Element data from apps and pages:

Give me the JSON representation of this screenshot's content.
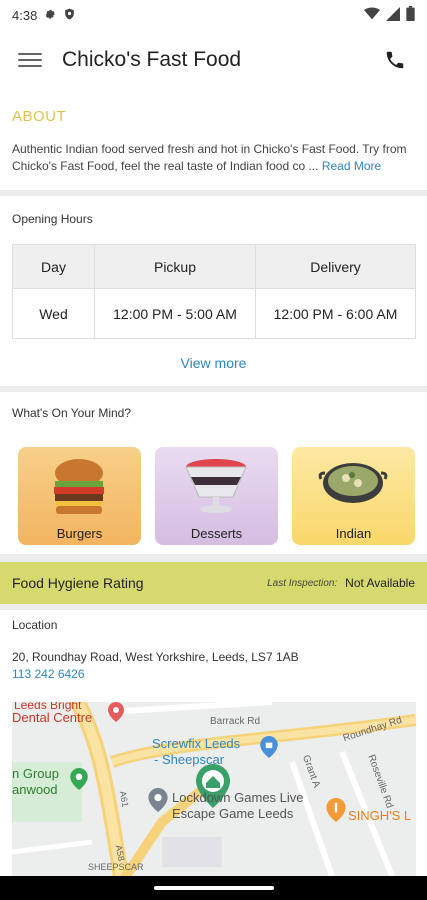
{
  "status_bar": {
    "time": "4:38"
  },
  "app_bar": {
    "title": "Chicko's Fast Food"
  },
  "about": {
    "heading": "ABOUT",
    "description": "Authentic Indian food served fresh and hot in Chicko's Fast Food. Try from Chicko's Fast Food, feel the real taste of Indian food co ...",
    "read_more": "Read More"
  },
  "opening_hours": {
    "label": "Opening Hours",
    "headers": [
      "Day",
      "Pickup",
      "Delivery"
    ],
    "row": {
      "day": "Wed",
      "pickup": "12:00 PM - 5:00 AM",
      "delivery": "12:00 PM - 6:00 AM"
    },
    "view_more": "View more"
  },
  "mind": {
    "label": "What's On Your Mind?",
    "categories": [
      {
        "label": "Burgers",
        "bg": "#f5c27a"
      },
      {
        "label": "Desserts",
        "bg": "#d9c4e4"
      },
      {
        "label": "Indian",
        "bg": "#fbe08c"
      }
    ]
  },
  "hygiene": {
    "title": "Food Hygiene Rating",
    "inspection_label": "Last Inspection:",
    "inspection_value": "Not Available",
    "color": "#d6da6e"
  },
  "location": {
    "label": "Location",
    "address": "20, Roundhay Road, West Yorkshire, Leeds, LS7 1AB",
    "phone": "113 242 6426"
  },
  "map": {
    "labels": {
      "dental": "Dental Centre",
      "leeds_bright": "Leeds Bright",
      "barrack": "Barrack Rd",
      "roundhay": "Roundhay Rd",
      "screwfix1": "Screwfix Leeds",
      "screwfix2": "- Sheepscar",
      "group": "n Group",
      "anwood": "anwood",
      "lockdown1": "Lockdown Games Live",
      "lockdown2": "Escape Game Leeds",
      "singh": "SINGH'S L",
      "sheepscar": "SHEEPSCAR",
      "grant": "Grant A",
      "roseville": "Roseville Rd",
      "a58": "A58",
      "a61": "A61"
    }
  },
  "colors": {
    "accent_yellow": "#e3c14c",
    "link_blue": "#2e86c1"
  }
}
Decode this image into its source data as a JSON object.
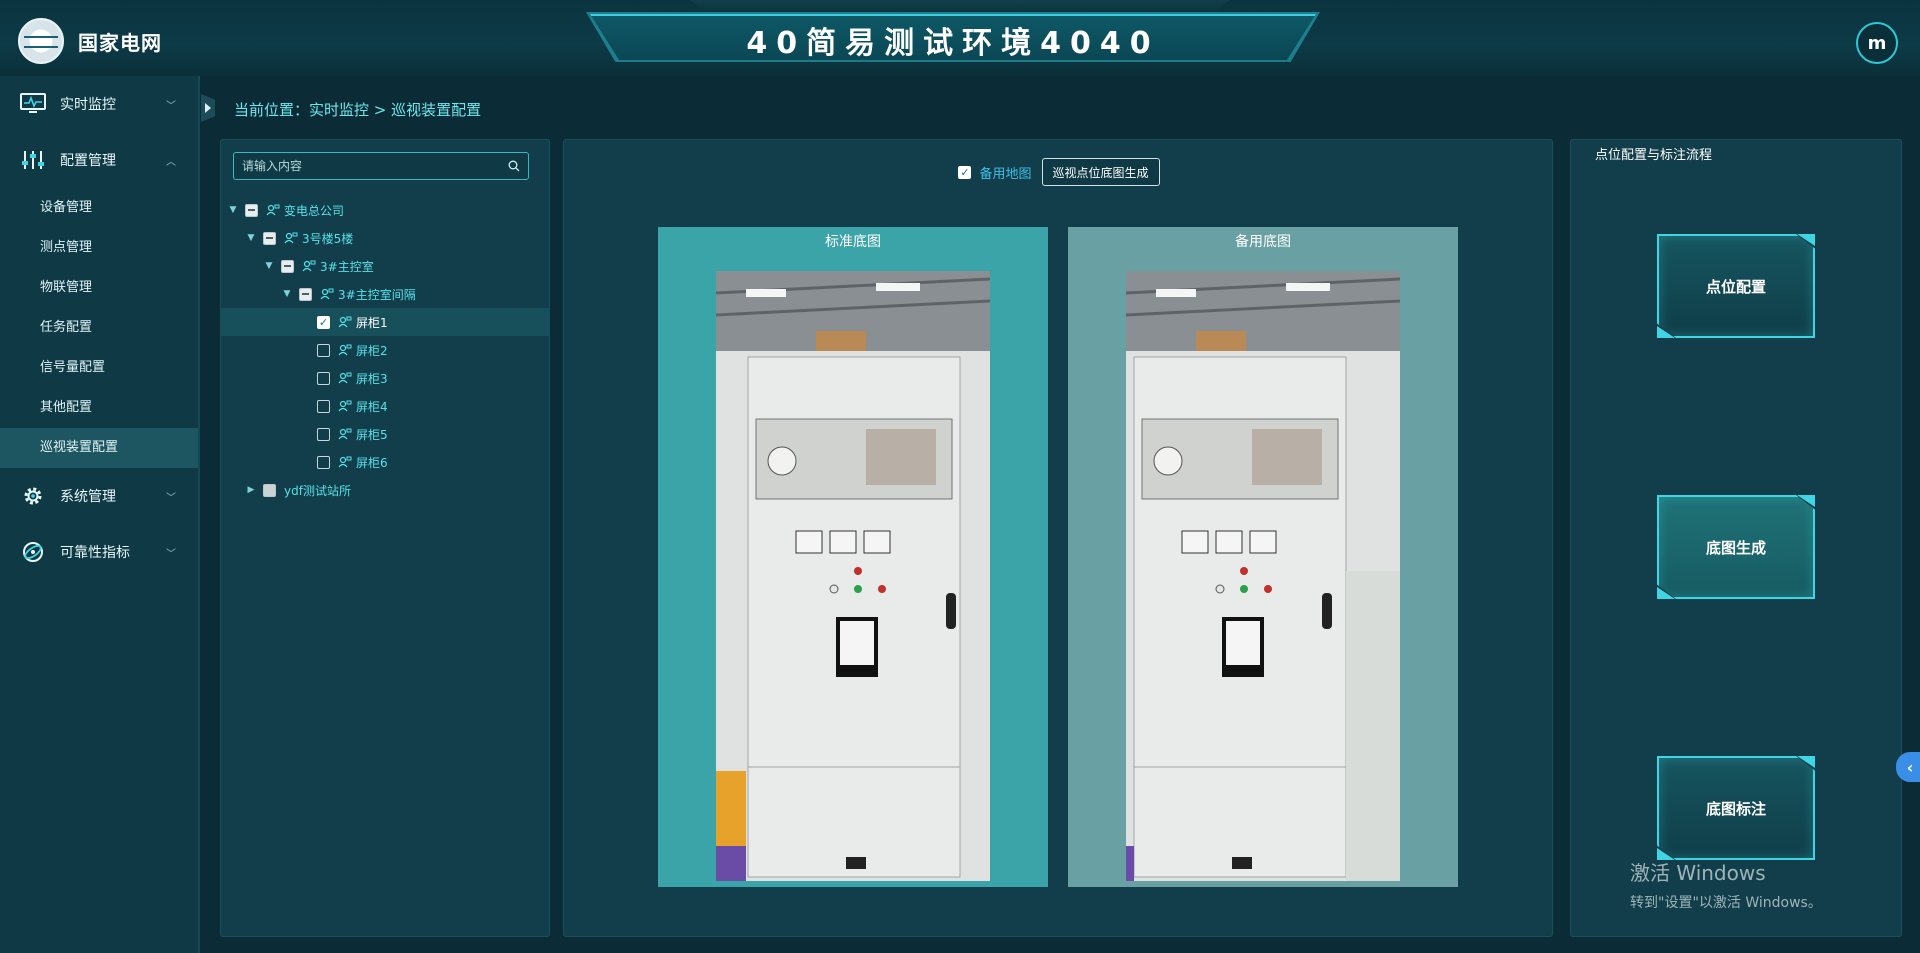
{
  "header": {
    "brand": "国家电网",
    "title": "40简易测试环境4040",
    "user_initial": "m"
  },
  "sidebar": {
    "groups": [
      {
        "label": "实时监控",
        "icon": "monitor-icon",
        "expanded": false
      },
      {
        "label": "配置管理",
        "icon": "sliders-icon",
        "expanded": true,
        "items": [
          "设备管理",
          "测点管理",
          "物联管理",
          "任务配置",
          "信号量配置",
          "其他配置",
          "巡视装置配置"
        ],
        "active": "巡视装置配置"
      },
      {
        "label": "系统管理",
        "icon": "gear-icon",
        "expanded": false
      },
      {
        "label": "可靠性指标",
        "icon": "orbit-icon",
        "expanded": false
      }
    ]
  },
  "breadcrumb": {
    "text": "当前位置：实时监控 > 巡视装置配置"
  },
  "tree": {
    "search_placeholder": "请输入内容",
    "nodes": [
      {
        "label": "变电总公司",
        "level": 0,
        "toggle": "expanded",
        "check": "indeterminate"
      },
      {
        "label": "3号楼5楼",
        "level": 1,
        "toggle": "expanded",
        "check": "indeterminate"
      },
      {
        "label": "3#主控室",
        "level": 2,
        "toggle": "expanded",
        "check": "indeterminate"
      },
      {
        "label": "3#主控室间隔",
        "level": 3,
        "toggle": "expanded",
        "check": "indeterminate"
      },
      {
        "label": "屏柜1",
        "level": 4,
        "toggle": "none",
        "check": "checked",
        "selected": true
      },
      {
        "label": "屏柜2",
        "level": 4,
        "toggle": "none",
        "check": "unchecked"
      },
      {
        "label": "屏柜3",
        "level": 4,
        "toggle": "none",
        "check": "unchecked"
      },
      {
        "label": "屏柜4",
        "level": 4,
        "toggle": "none",
        "check": "unchecked"
      },
      {
        "label": "屏柜5",
        "level": 4,
        "toggle": "none",
        "check": "unchecked"
      },
      {
        "label": "屏柜6",
        "level": 4,
        "toggle": "none",
        "check": "unchecked"
      },
      {
        "label": "ydf测试站所",
        "level": 1,
        "toggle": "collapsed",
        "check": "unchecked-gray"
      }
    ]
  },
  "middle": {
    "backup_map_checkbox_label": "备用地图",
    "backup_map_checked": true,
    "generate_button": "巡视点位底图生成",
    "standard_map_title": "标准底图",
    "backup_map_title": "备用底图"
  },
  "right": {
    "title": "点位配置与标注流程",
    "buttons": [
      "点位配置",
      "底图生成",
      "底图标注"
    ]
  },
  "watermark": {
    "line1": "激活 Windows",
    "line2": "转到\"设置\"以激活 Windows。"
  },
  "colors": {
    "background": "#0b2c36",
    "panel": "#113e4a",
    "accent": "#3fd5e3",
    "tree_text": "#59e0e9"
  }
}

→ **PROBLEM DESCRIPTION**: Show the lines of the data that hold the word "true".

→ **OUTPUT BELOW**:
        "expanded": true,
        "selected": true
    "backup_map_checked": true,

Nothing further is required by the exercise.